As most of the North Island bathes in sunshine this weekend Cyclone Hola is heading our way with gale-force winds and heavy rain expected come Monday.
Meteorologists will be able to give more precise information tonight but they know this much - it is going to be wet and wild.
The tropical cyclone that has battered Vanuatu with winds of up to 230km/h was last night at Category 2 strength after being downgraded twice, but still packed strong winds.
The roof of a classroom was blown off and some houses collapsed in Vanuatu. There was also one death from a falling tree reported.
Sustained winds of 170km/h had been recorded with gusts of 230km/h. Meteo-France said.
Those on the Loyalty Islands were last night hunkering down as gusts of more than 160km/h were expected while heavy rain was forecast for the rest of the New Caledonia islands until today.
In New Zealand the cyclone - which will likely disintegrate into an ex-tropical cyclone by the time it gets here - was not expected to hit until Monday said meteorologist Brian Mercer of Metservice.
In the meantime the South Island would see some rain this weekend - especially around Fiordland.
The North Island would have a mostly fine weekend with some scattered showers over Northland.
"You would be quite unlucky to get anything there."
The Fiji Meteorological Service is today tracking Cyclone Hola through the Pacific and tomorrow New Zealand will take over - with gales and heavy rain forecast for Monday and into Tuesday.
Mercer said there was still a great deal of uncertainty around the intensity of Hola and its projected path.
Based on the current forecast track of the cyclone, there is a high risk of heavy rain and severe gales in Northland, Auckland, Coromandel Peninsula, Waikato, Bay of Plenty and Gisborne from early Monday through to Tuesday.
People in those areas were urged to keep up to date with the latest forecasts from MetService.
Hola is expected to cause significant damage and disruption if it does affect the North Island.
That news is not good for residents in the central North Island who are still in clean up mode after a sodden couple of days.
On Thursday heavy rain and flooding damaged more than 80 homes in Hawke's Bay and washed out sections of rail line.
It is expected to take several weeks to clear some roads of damage.
Evacuees returned home to check the damage, with Hastings District Council teams going door-to-door yesterday in the worst hit areas around Esk Valley and Rissington to assess homes and the needs of residents.
In some areas the water got so high household belongings from neighbouring properties floated over fences.
Meanwhile 112 of the people who were trapped at Blue Duck Station, near National Park, after slips blocked the roads and knocked out power were airlifted out yesterday.
Helicopters were used to fly the stranded tourists and some staff to National Park.
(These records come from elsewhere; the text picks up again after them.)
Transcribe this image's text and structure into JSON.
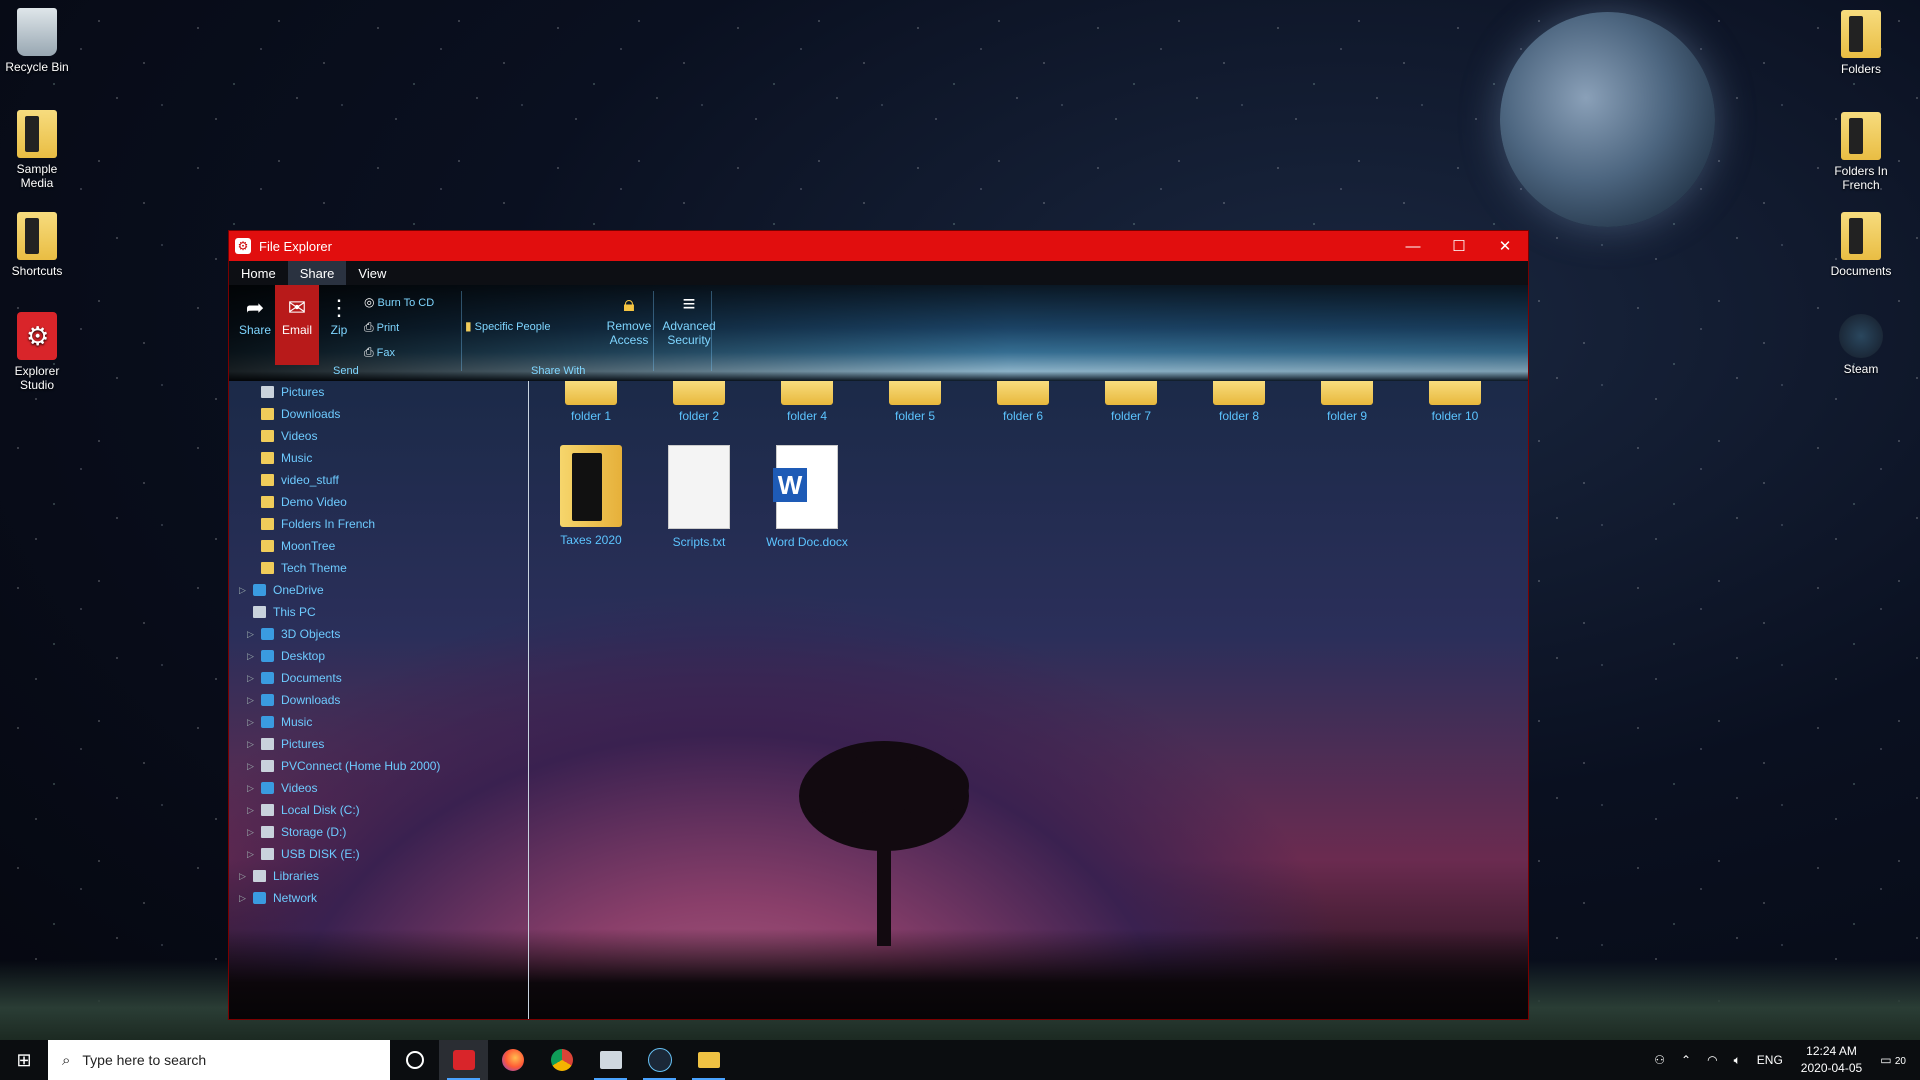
{
  "desktop": {
    "left_icons": [
      {
        "label": "Recycle Bin",
        "icon": "recycle-bin-icon"
      },
      {
        "label": "Sample Media",
        "icon": "folder-icon"
      },
      {
        "label": "Shortcuts",
        "icon": "folder-icon"
      },
      {
        "label": "Explorer Studio",
        "icon": "explorer-studio-icon"
      }
    ],
    "right_icons": [
      {
        "label": "Folders",
        "icon": "folder-icon"
      },
      {
        "label": "Folders In French",
        "icon": "folder-icon"
      },
      {
        "label": "Documents",
        "icon": "folder-icon"
      },
      {
        "label": "Steam",
        "icon": "steam-icon"
      }
    ]
  },
  "window": {
    "title": "File Explorer",
    "accent_color": "#e10e0e",
    "controls": [
      "—",
      "☐",
      "✕"
    ],
    "tabs": [
      "Home",
      "Share",
      "View"
    ],
    "active_tab": "Share",
    "ribbon": {
      "share": "Share",
      "email": "Email",
      "zip": "Zip",
      "burn": "Burn To CD",
      "print": "Print",
      "fax": "Fax",
      "send_group": "Send",
      "specific_people": "Specific People",
      "share_with_group": "Share With",
      "remove_access_1": "Remove",
      "remove_access_2": "Access",
      "advanced_security_1": "Advanced",
      "advanced_security_2": "Security"
    }
  },
  "nav": [
    {
      "label": "Pictures",
      "icon": "pictures-icon",
      "level": 2,
      "arrow": false
    },
    {
      "label": "Downloads",
      "icon": "folder-icon",
      "level": 2,
      "arrow": false
    },
    {
      "label": "Videos",
      "icon": "folder-icon",
      "level": 2,
      "arrow": false
    },
    {
      "label": "Music",
      "icon": "folder-icon",
      "level": 2,
      "arrow": false
    },
    {
      "label": "video_stuff",
      "icon": "folder-icon",
      "level": 2,
      "arrow": false
    },
    {
      "label": "Demo Video",
      "icon": "folder-icon",
      "level": 2,
      "arrow": false
    },
    {
      "label": "Folders In French",
      "icon": "folder-icon",
      "level": 2,
      "arrow": false
    },
    {
      "label": "MoonTree",
      "icon": "folder-icon",
      "level": 2,
      "arrow": false
    },
    {
      "label": "Tech Theme",
      "icon": "folder-icon",
      "level": 2,
      "arrow": false
    },
    {
      "label": "OneDrive",
      "icon": "cloud-icon",
      "level": 1,
      "arrow": true
    },
    {
      "label": "This PC",
      "icon": "computer-icon",
      "level": 1,
      "arrow": false
    },
    {
      "label": "3D Objects",
      "icon": "cube-icon",
      "level": 2,
      "arrow": true
    },
    {
      "label": "Desktop",
      "icon": "desktop-icon",
      "level": 2,
      "arrow": true
    },
    {
      "label": "Documents",
      "icon": "documents-icon",
      "level": 2,
      "arrow": true
    },
    {
      "label": "Downloads",
      "icon": "download-icon",
      "level": 2,
      "arrow": true
    },
    {
      "label": "Music",
      "icon": "music-icon",
      "level": 2,
      "arrow": true
    },
    {
      "label": "Pictures",
      "icon": "pictures-icon",
      "level": 2,
      "arrow": true
    },
    {
      "label": "PVConnect (Home Hub 2000)",
      "icon": "network-drive-icon",
      "level": 2,
      "arrow": true
    },
    {
      "label": "Videos",
      "icon": "videos-icon",
      "level": 2,
      "arrow": true
    },
    {
      "label": "Local Disk (C:)",
      "icon": "drive-icon",
      "level": 2,
      "arrow": true
    },
    {
      "label": "Storage (D:)",
      "icon": "drive-icon",
      "level": 2,
      "arrow": true
    },
    {
      "label": "USB DISK (E:)",
      "icon": "drive-icon",
      "level": 2,
      "arrow": true
    },
    {
      "label": "Libraries",
      "icon": "libraries-icon",
      "level": 1,
      "arrow": true
    },
    {
      "label": "Network",
      "icon": "network-icon",
      "level": 1,
      "arrow": true
    }
  ],
  "content": {
    "row1": [
      "folder 1",
      "folder 2",
      "folder 4",
      "folder 5",
      "folder 6",
      "folder 7",
      "folder 8",
      "folder 9",
      "folder 10"
    ],
    "row2": [
      {
        "label": "Taxes 2020",
        "type": "folder"
      },
      {
        "label": "Scripts.txt",
        "type": "text"
      },
      {
        "label": "Word Doc.docx",
        "type": "word"
      }
    ]
  },
  "taskbar": {
    "search_placeholder": "Type here to search",
    "apps": [
      "explorer-studio-icon",
      "firefox-icon",
      "chrome-icon",
      "photos-icon",
      "steam-icon",
      "file-explorer-icon"
    ],
    "language": "ENG",
    "time": "12:24 AM",
    "date": "2020-04-05",
    "notifications": "20"
  }
}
Ten people remained at the lodge.
Reestablishing road access into the station was now a priority for the Ruapehu District Council but it could take a while due to the extent of the damage.
After drying out this weekend those areas will be on high alert again from Monday with the risk for heavy rain and severe gales moderate for the central North Island from Waitomo, Taranaki across to Hawke's Bay, including the Tongariro National Park and the Whanganui Hill Country.